### ASSIGNMENT
Give all of the data again exactly as written, omitting every image.

Records drawn from a dataset
┌──

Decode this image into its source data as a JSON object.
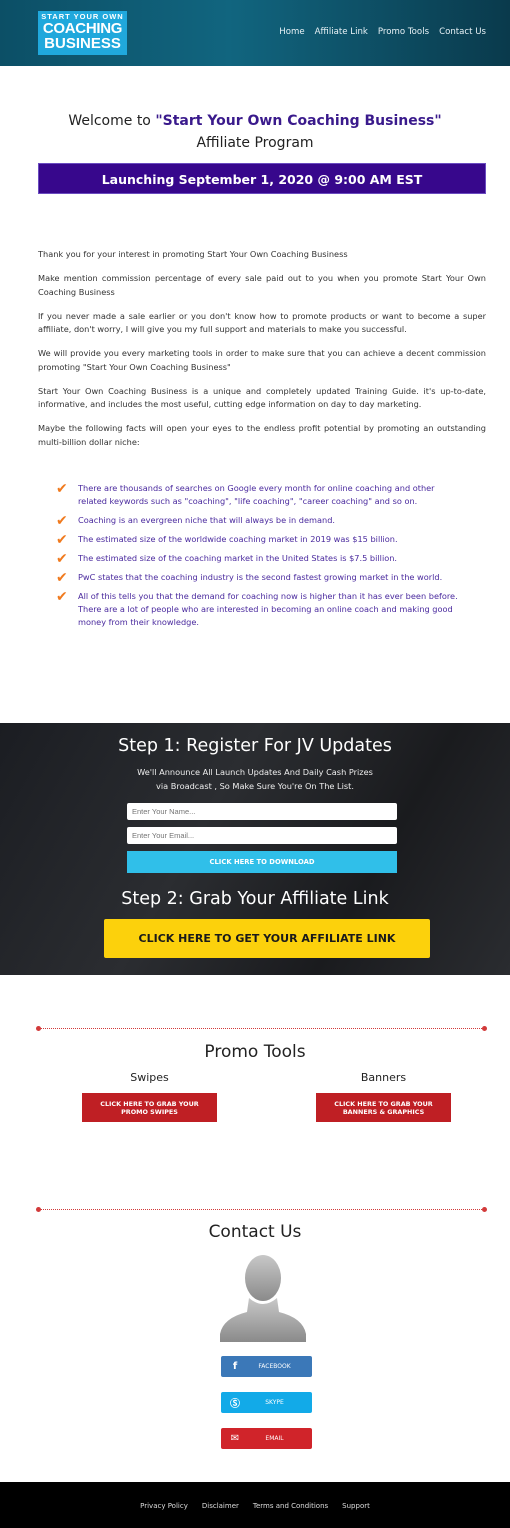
{
  "header": {
    "logo_text": [
      "START YOUR OWN",
      "COACHING",
      "BUSINESS"
    ],
    "nav": [
      "Home",
      "Affiliate Link",
      "Promo Tools",
      "Contact Us"
    ]
  },
  "hero": {
    "welcome_prefix": "Welcome to ",
    "welcome_highlight": "\"Start Your Own Coaching Business\"",
    "subtitle": "Affiliate Program",
    "launch": "Launching September 1, 2020 @ 9:00 AM EST"
  },
  "intro": [
    "Thank you for your interest in promoting Start Your Own Coaching Business",
    "Make mention commission percentage of every sale paid out to you when you promote Start Your Own Coaching Business",
    "If you never made a sale earlier or you don't know how to promote products or want to become a super affiliate, don't worry, I will give you my full support and materials to make you successful.",
    "We will provide you every marketing tools in order to make sure that you can achieve a decent commission promoting \"Start Your Own Coaching Business\"",
    "Start Your Own Coaching Business is a unique and completely updated Training Guide. it's up-to-date, informative, and includes the most useful, cutting edge information on day to day marketing.",
    "Maybe the following facts will open your eyes to the endless profit potential by promoting an outstanding multi-billion dollar niche:"
  ],
  "facts": [
    "There are thousands of searches on Google every month for online coaching and other related keywords such as \"coaching\", \"life coaching\", \"career coaching\" and so on.",
    "Coaching is an evergreen niche that will always be in demand.",
    "The estimated size of the worldwide coaching market in 2019 was $15 billion.",
    "The estimated size of the coaching market in the United States is $7.5 billion.",
    "PwC states that the coaching industry is the second fastest growing market in the world.",
    "All of this tells you that the demand for coaching now is higher than it has ever been before. There are a lot of people who are interested in becoming an online coach and making good money from their knowledge."
  ],
  "jv": {
    "step1": "Step 1: Register For JV Updates",
    "announce_1": "We'll Announce All Launch Updates And Daily Cash Prizes",
    "announce_2": "via Broadcast , So Make Sure You're On The List.",
    "name_placeholder": "Enter Your Name...",
    "email_placeholder": "Enter Your Email...",
    "download": "CLICK HERE TO DOWNLOAD",
    "step2": "Step 2: Grab Your Affiliate Link",
    "affiliate": "CLICK HERE TO GET YOUR AFFILIATE LINK"
  },
  "promo": {
    "title": "Promo Tools",
    "swipes": "Swipes",
    "swipes_btn": "CLICK HERE TO GRAB YOUR PROMO SWIPES",
    "banners": "Banners",
    "banners_btn": "CLICK HERE TO GRAB YOUR BANNERS & GRAPHICS"
  },
  "contact": {
    "title": "Contact Us",
    "facebook": "FACEBOOK",
    "skype": "SKYPE",
    "email": "EMAIL"
  },
  "footer": [
    "Privacy Policy",
    "Disclaimer",
    "Terms and Conditions",
    "Support"
  ],
  "colors": {
    "launch_bar": "#37078c",
    "facts_text": "#4a2a9e",
    "check": "#f07a1e",
    "download": "#30bfe9",
    "affiliate": "#fcd10c",
    "promo_btn": "#bf1f24",
    "facebook": "#3b78b8",
    "skype": "#12aae8",
    "email": "#d0242a"
  }
}
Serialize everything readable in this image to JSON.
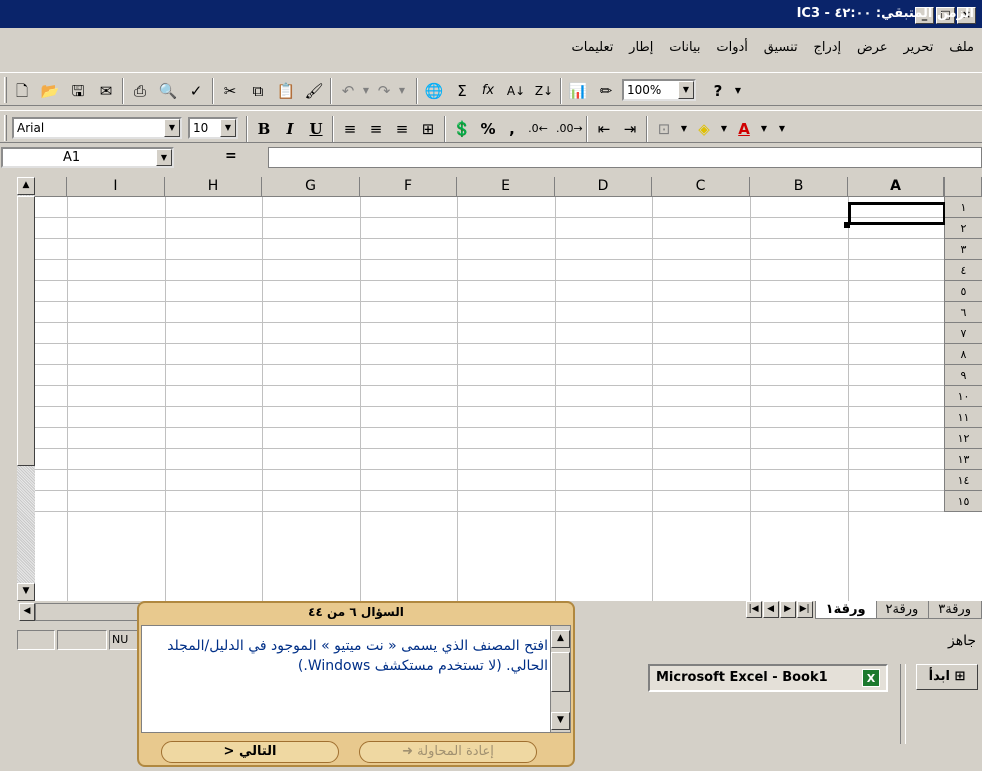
{
  "title": {
    "text": "الزمن المتبقي: ٤٢:٠٠ - IC3"
  },
  "window_buttons": {
    "minimize": "_",
    "maximize": "□",
    "close": "×"
  },
  "menu": [
    "ملف",
    "تحرير",
    "عرض",
    "إدراج",
    "تنسيق",
    "أدوات",
    "بيانات",
    "إطار",
    "تعليمات"
  ],
  "toolbar": {
    "zoom": "100%"
  },
  "format": {
    "font": "Arial",
    "size": "10",
    "bold": "B",
    "italic": "I",
    "underline": "U",
    "percent": "%",
    "comma": ","
  },
  "formula": {
    "name_box": "A1",
    "equals": "="
  },
  "grid": {
    "columns": [
      "A",
      "B",
      "C",
      "D",
      "E",
      "F",
      "G",
      "H",
      "I"
    ],
    "rows": [
      "١",
      "٢",
      "٣",
      "٤",
      "٥",
      "٦",
      "٧",
      "٨",
      "٩",
      "١٠",
      "١١",
      "١٢",
      "١٣",
      "١٤",
      "١٥"
    ]
  },
  "sheets": [
    "ورقة١",
    "ورقة٢",
    "ورقة٣"
  ],
  "status": {
    "ready": "جاهز",
    "num": "NU"
  },
  "taskbar": {
    "start": "ابدأ",
    "task": "Microsoft Excel - Book1"
  },
  "question": {
    "header": "السؤال ٦ من ٤٤",
    "text": "افتح المصنف الذي يسمى « نت ميتيو » الموجود في الدليل/المجلد الحالي. (لا تستخدم مستكشف Windows.)",
    "retry": "إعادة المحاولة",
    "next": "التالي"
  }
}
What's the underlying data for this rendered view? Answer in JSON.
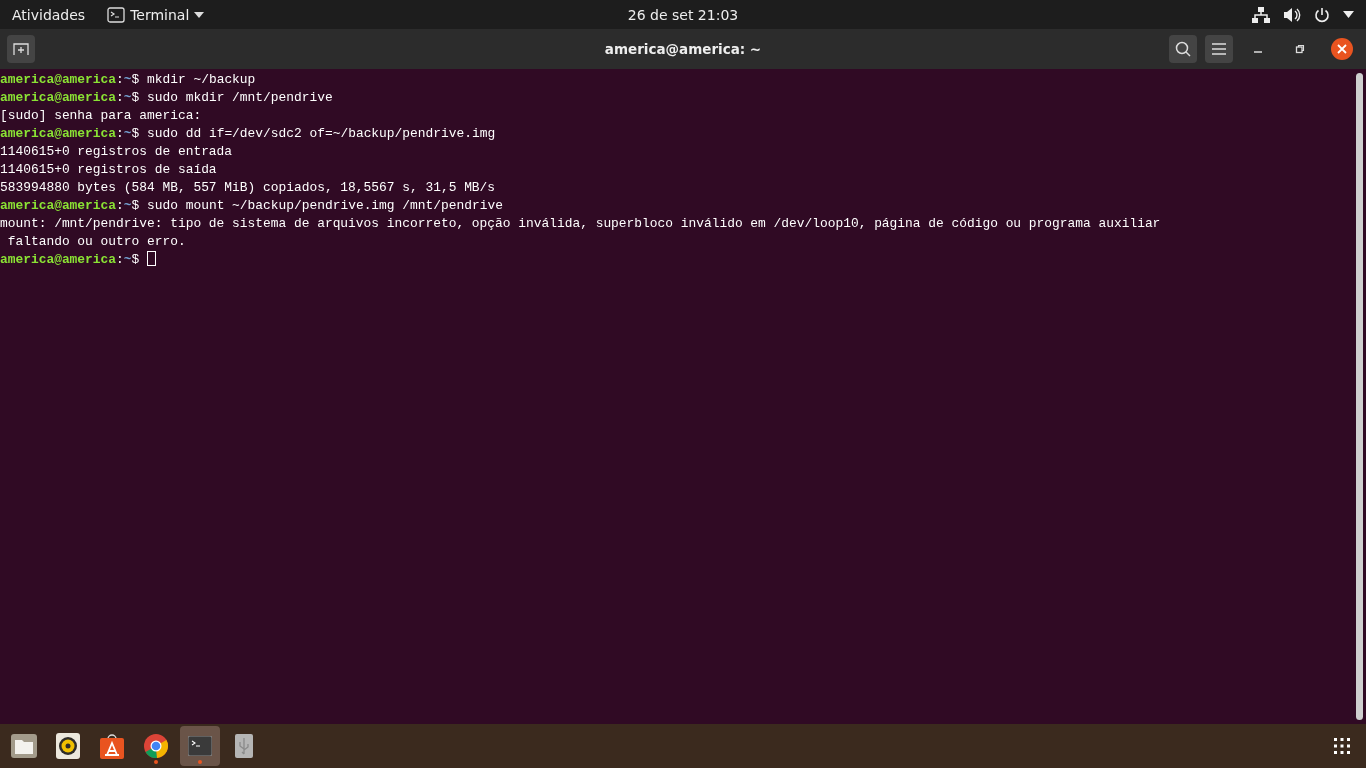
{
  "top_bar": {
    "activities": "Atividades",
    "app_menu": "Terminal",
    "clock": "26 de set  21:03"
  },
  "window": {
    "title": "america@america: ~"
  },
  "terminal": {
    "lines": [
      {
        "kind": "prompt",
        "user": "america@america",
        "separator": ":",
        "path": "~",
        "symbol": "$",
        "command": " mkdir ~/backup"
      },
      {
        "kind": "prompt",
        "user": "america@america",
        "separator": ":",
        "path": "~",
        "symbol": "$",
        "command": " sudo mkdir /mnt/pendrive"
      },
      {
        "kind": "output",
        "text": "[sudo] senha para america:"
      },
      {
        "kind": "prompt",
        "user": "america@america",
        "separator": ":",
        "path": "~",
        "symbol": "$",
        "command": " sudo dd if=/dev/sdc2 of=~/backup/pendrive.img"
      },
      {
        "kind": "output",
        "text": "1140615+0 registros de entrada"
      },
      {
        "kind": "output",
        "text": "1140615+0 registros de saída"
      },
      {
        "kind": "output",
        "text": "583994880 bytes (584 MB, 557 MiB) copiados, 18,5567 s, 31,5 MB/s"
      },
      {
        "kind": "prompt",
        "user": "america@america",
        "separator": ":",
        "path": "~",
        "symbol": "$",
        "command": " sudo mount ~/backup/pendrive.img /mnt/pendrive"
      },
      {
        "kind": "output",
        "text": "mount: /mnt/pendrive: tipo de sistema de arquivos incorreto, opção inválida, superbloco inválido em /dev/loop10, página de código ou programa auxiliar"
      },
      {
        "kind": "output",
        "text": " faltando ou outro erro."
      },
      {
        "kind": "prompt",
        "user": "america@america",
        "separator": ":",
        "path": "~",
        "symbol": "$",
        "cursor": true
      }
    ]
  },
  "dock": {
    "items": [
      {
        "kind": "files",
        "running": false,
        "selected": false
      },
      {
        "kind": "music",
        "running": false,
        "selected": false
      },
      {
        "kind": "software",
        "running": false,
        "selected": false
      },
      {
        "kind": "browser",
        "running": true,
        "selected": false
      },
      {
        "kind": "terminal",
        "running": true,
        "selected": true
      },
      {
        "kind": "usb",
        "running": false,
        "selected": false
      }
    ]
  }
}
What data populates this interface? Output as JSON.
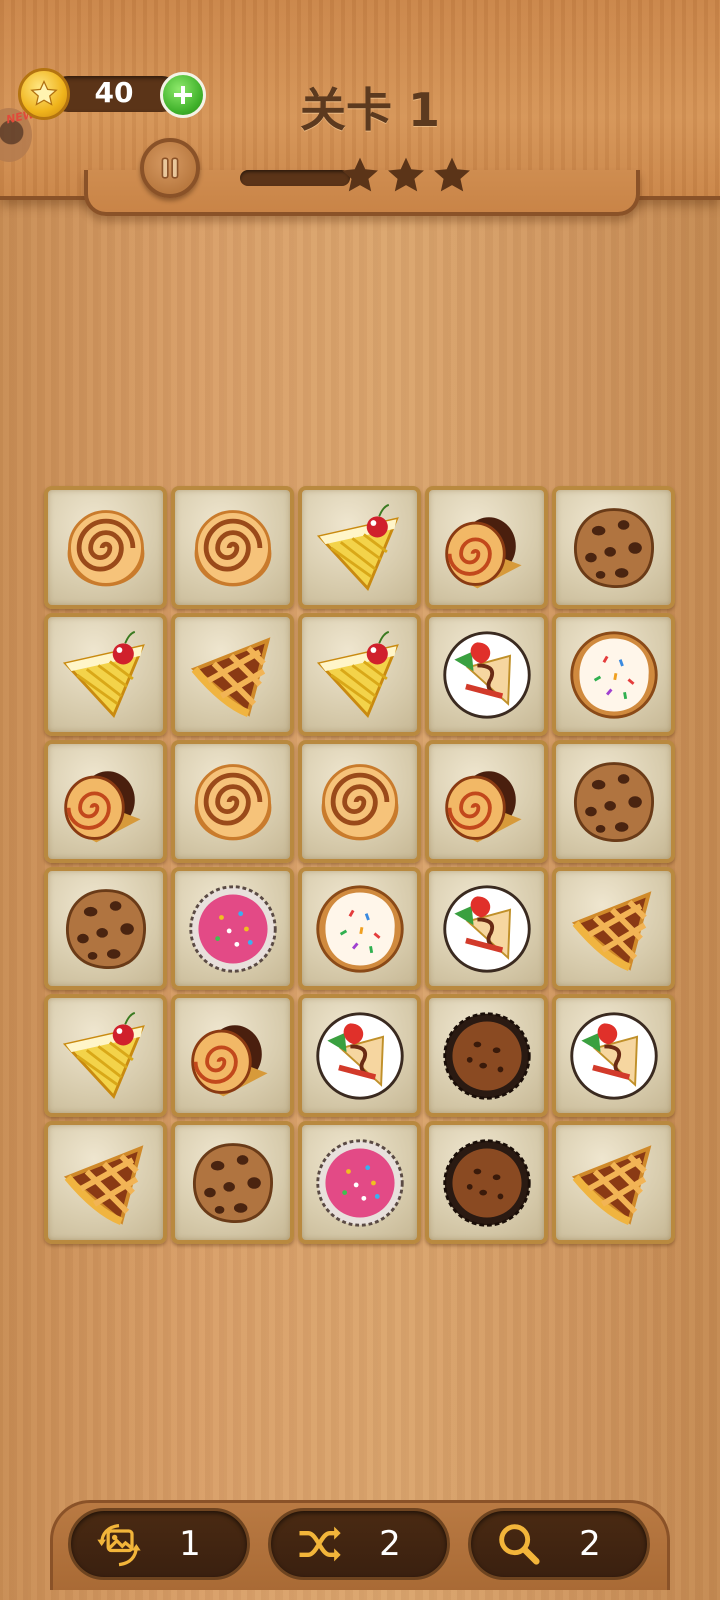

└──

### ANSWER
Decode this image into its source data as a JSON object.
{
  "header": {
    "logo_text": [
      "START YOUR OWN",
      "COACHING",
      "BUSINESS"
    ],
    "nav": [
      "Home",
      "Affiliate Link",
      "Promo Tools",
      "Contact Us"
    ]
  },
  "hero": {
    "welcome_prefix": "Welcome to ",
    "welcome_highlight": "\"Start Your Own Coaching Business\"",
    "subtitle": "Affiliate Program",
    "launch": "Launching September 1, 2020 @ 9:00 AM EST"
  },
  "intro": [
    "Thank you for your interest in promoting Start Your Own Coaching Business",
    "Make mention commission percentage of every sale paid out to you when you promote Start Your Own Coaching Business",
    "If you never made a sale earlier or you don't know how to promote products or want to become a super affiliate, don't worry, I will give you my full support and materials to make you successful.",
    "We will provide you every marketing tools in order to make sure that you can achieve a decent commission promoting \"Start Your Own Coaching Business\"",
    "Start Your Own Coaching Business is a unique and completely updated Training Guide. it's up-to-date, informative, and includes the most useful, cutting edge information on day to day marketing.",
    "Maybe the following facts will open your eyes to the endless profit potential by promoting an outstanding multi-billion dollar niche:"
  ],
  "facts": [
    "There are thousands of searches on Google every month for online coaching and other related keywords such as \"coaching\", \"life coaching\", \"career coaching\" and so on.",
    "Coaching is an evergreen niche that will always be in demand.",
    "The estimated size of the worldwide coaching market in 2019 was $15 billion.",
    "The estimated size of the coaching market in the United States is $7.5 billion.",
    "PwC states that the coaching industry is the second fastest growing market in the world.",
    "All of this tells you that the demand for coaching now is higher than it has ever been before. There are a lot of people who are interested in becoming an online coach and making good money from their knowledge."
  ],
  "jv": {
    "step1": "Step 1: Register For JV Updates",
    "announce_1": "We'll Announce All Launch Updates And Daily Cash Prizes",
    "announce_2": "via Broadcast , So Make Sure You're On The List.",
    "name_placeholder": "Enter Your Name...",
    "email_placeholder": "Enter Your Email...",
    "download": "CLICK HERE TO DOWNLOAD",
    "step2": "Step 2: Grab Your Affiliate Link",
    "affiliate": "CLICK HERE TO GET YOUR AFFILIATE LINK"
  },
  "promo": {
    "title": "Promo Tools",
    "swipes": "Swipes",
    "swipes_btn": "CLICK HERE TO GRAB YOUR PROMO SWIPES",
    "banners": "Banners",
    "banners_btn": "CLICK HERE TO GRAB YOUR BANNERS & GRAPHICS"
  },
  "contact": {
    "title": "Contact Us",
    "facebook": "FACEBOOK",
    "skype": "SKYPE",
    "email": "EMAIL"
  },
  "footer": [
    "Privacy Policy",
    "Disclaimer",
    "Terms and Conditions",
    "Support"
  ],
  "colors": {
    "launch_bar": "#37078c",
    "facts_text": "#4a2a9e",
    "check": "#f07a1e",
    "download": "#30bfe9",
    "affiliate": "#fcd10c",
    "promo_btn": "#bf1f24",
    "facebook": "#3b78b8",
    "skype": "#12aae8",
    "email": "#d0242a"
  }
}
Serialize everything readable in this image to JSON.
{
  "title": {
    "text": "الزمن المتبقي: ٤٢:٠٠ - IC3"
  },
  "window_buttons": {
    "minimize": "_",
    "maximize": "□",
    "close": "×"
  },
  "menu": [
    "ملف",
    "تحرير",
    "عرض",
    "إدراج",
    "تنسيق",
    "أدوات",
    "بيانات",
    "إطار",
    "تعليمات"
  ],
  "toolbar": {
    "zoom": "100%"
  },
  "format": {
    "font": "Arial",
    "size": "10",
    "bold": "B",
    "italic": "I",
    "underline": "U",
    "percent": "%",
    "comma": ","
  },
  "formula": {
    "name_box": "A1",
    "equals": "="
  },
  "grid": {
    "columns": [
      "A",
      "B",
      "C",
      "D",
      "E",
      "F",
      "G",
      "H",
      "I"
    ],
    "rows": [
      "١",
      "٢",
      "٣",
      "٤",
      "٥",
      "٦",
      "٧",
      "٨",
      "٩",
      "١٠",
      "١١",
      "١٢",
      "١٣",
      "١٤",
      "١٥"
    ]
  },
  "sheets": [
    "ورقة١",
    "ورقة٢",
    "ورقة٣"
  ],
  "status": {
    "ready": "جاهز",
    "num": "NU"
  },
  "taskbar": {
    "start": "ابدأ",
    "task": "Microsoft Excel - Book1"
  },
  "question": {
    "header": "السؤال ٦ من ٤٤",
    "text": "افتح المصنف الذي يسمى « نت ميتيو » الموجود في الدليل/المجلد الحالي. (لا تستخدم مستكشف Windows.)",
    "retry": "إعادة المحاولة",
    "next": "التالي"
  }
}
What's the underlying data for this rendered view? Answer in JSON.
{
  "top_bar": {
    "activities": "Atividades",
    "app_menu": "Terminal",
    "clock": "26 de set  21:03"
  },
  "window": {
    "title": "america@america: ~"
  },
  "terminal": {
    "lines": [
      {
        "kind": "prompt",
        "user": "america@america",
        "separator": ":",
        "path": "~",
        "symbol": "$",
        "command": " mkdir ~/backup"
      },
      {
        "kind": "prompt",
        "user": "america@america",
        "separator": ":",
        "path": "~",
        "symbol": "$",
        "command": " sudo mkdir /mnt/pendrive"
      },
      {
        "kind": "output",
        "text": "[sudo] senha para america:"
      },
      {
        "kind": "prompt",
        "user": "america@america",
        "separator": ":",
        "path": "~",
        "symbol": "$",
        "command": " sudo dd if=/dev/sdc2 of=~/backup/pendrive.img"
      },
      {
        "kind": "output",
        "text": "1140615+0 registros de entrada"
      },
      {
        "kind": "output",
        "text": "1140615+0 registros de saída"
      },
      {
        "kind": "output",
        "text": "583994880 bytes (584 MB, 557 MiB) copiados, 18,5567 s, 31,5 MB/s"
      },
      {
        "kind": "prompt",
        "user": "america@america",
        "separator": ":",
        "path": "~",
        "symbol": "$",
        "command": " sudo mount ~/backup/pendrive.img /mnt/pendrive"
      },
      {
        "kind": "output",
        "text": "mount: /mnt/pendrive: tipo de sistema de arquivos incorreto, opção inválida, superbloco inválido em /dev/loop10, página de código ou programa auxiliar"
      },
      {
        "kind": "output",
        "text": " faltando ou outro erro."
      },
      {
        "kind": "prompt",
        "user": "america@america",
        "separator": ":",
        "path": "~",
        "symbol": "$",
        "cursor": true
      }
    ]
  },
  "dock": {
    "items": [
      {
        "kind": "files",
        "running": false,
        "selected": false
      },
      {
        "kind": "music",
        "running": false,
        "selected": false
      },
      {
        "kind": "software",
        "running": false,
        "selected": false
      },
      {
        "kind": "browser",
        "running": true,
        "selected": false
      },
      {
        "kind": "terminal",
        "running": true,
        "selected": true
      },
      {
        "kind": "usb",
        "running": false,
        "selected": false
      }
    ]
  }
}
What data populates this interface? Output as JSON.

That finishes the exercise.